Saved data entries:
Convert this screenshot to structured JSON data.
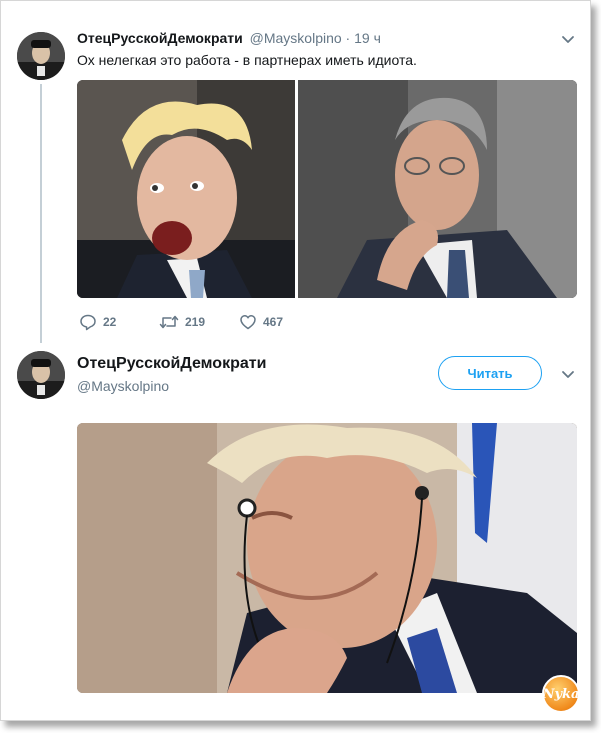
{
  "tweet1": {
    "display_name": "ОтецРусскойДемократи",
    "handle_time": "@Mayskolpino · 19 ч",
    "text": "Ох нелегкая это работа - в партнерах иметь идиота.",
    "actions": {
      "reply_count": "22",
      "retweet_count": "219",
      "like_count": "467"
    }
  },
  "tweet2": {
    "display_name": "ОтецРусскойДемократи",
    "handle": "@Mayskolpino",
    "follow_label": "Читать"
  },
  "watermark": {
    "text": "Nyka"
  },
  "colors": {
    "accent": "#1da1f2",
    "muted": "#657786",
    "name": "#14171a",
    "thread_line": "#c4cfd6"
  },
  "icons": [
    "reply-icon",
    "retweet-icon",
    "like-icon",
    "chevron-down-icon"
  ]
}
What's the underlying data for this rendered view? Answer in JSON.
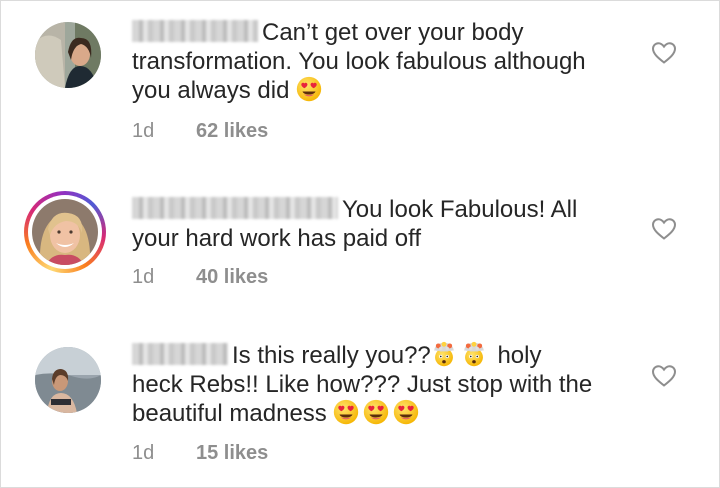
{
  "comments": [
    {
      "text_line1": "Can’t get over your body",
      "text_line2": "transformation. You look fabulous although",
      "text_line3": "you always did",
      "emojis": [
        "heart-eyes-emoji"
      ],
      "time": "1d",
      "likes": "62 likes"
    },
    {
      "text_line1": "You look Fabulous! All",
      "text_line2": "your hard work has paid off",
      "time": "1d",
      "likes": "40 likes"
    },
    {
      "text_line1a": "Is this really you??",
      "text_line1b": "holy",
      "text_line2": "heck Rebs!! Like how??? Just stop with the",
      "text_line3": "beautiful madness",
      "emojis_line1": [
        "exploding-head-emoji",
        "exploding-head-emoji"
      ],
      "emojis_line3": [
        "heart-eyes-emoji",
        "heart-eyes-emoji",
        "heart-eyes-emoji"
      ],
      "time": "1d",
      "likes": "15 likes"
    }
  ],
  "colors": {
    "text": "#262626",
    "meta": "#8e8e8e",
    "heart_outline": "#8e8e8e",
    "story_ring": [
      "#feda75",
      "#fa7e1e",
      "#d62976",
      "#962fbf"
    ]
  },
  "icons": {
    "like": "heart-outline-icon",
    "heart_eyes": "smiling-face-with-heart-eyes-emoji",
    "exploding_head": "exploding-head-emoji"
  }
}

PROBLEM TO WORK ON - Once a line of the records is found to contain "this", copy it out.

EXERCISE OUTPUT -
Convert this screenshot to structured JSON data.
What's the underlying data for this rendered view? Answer in JSON.
      "text_line1a": "Is this really you??",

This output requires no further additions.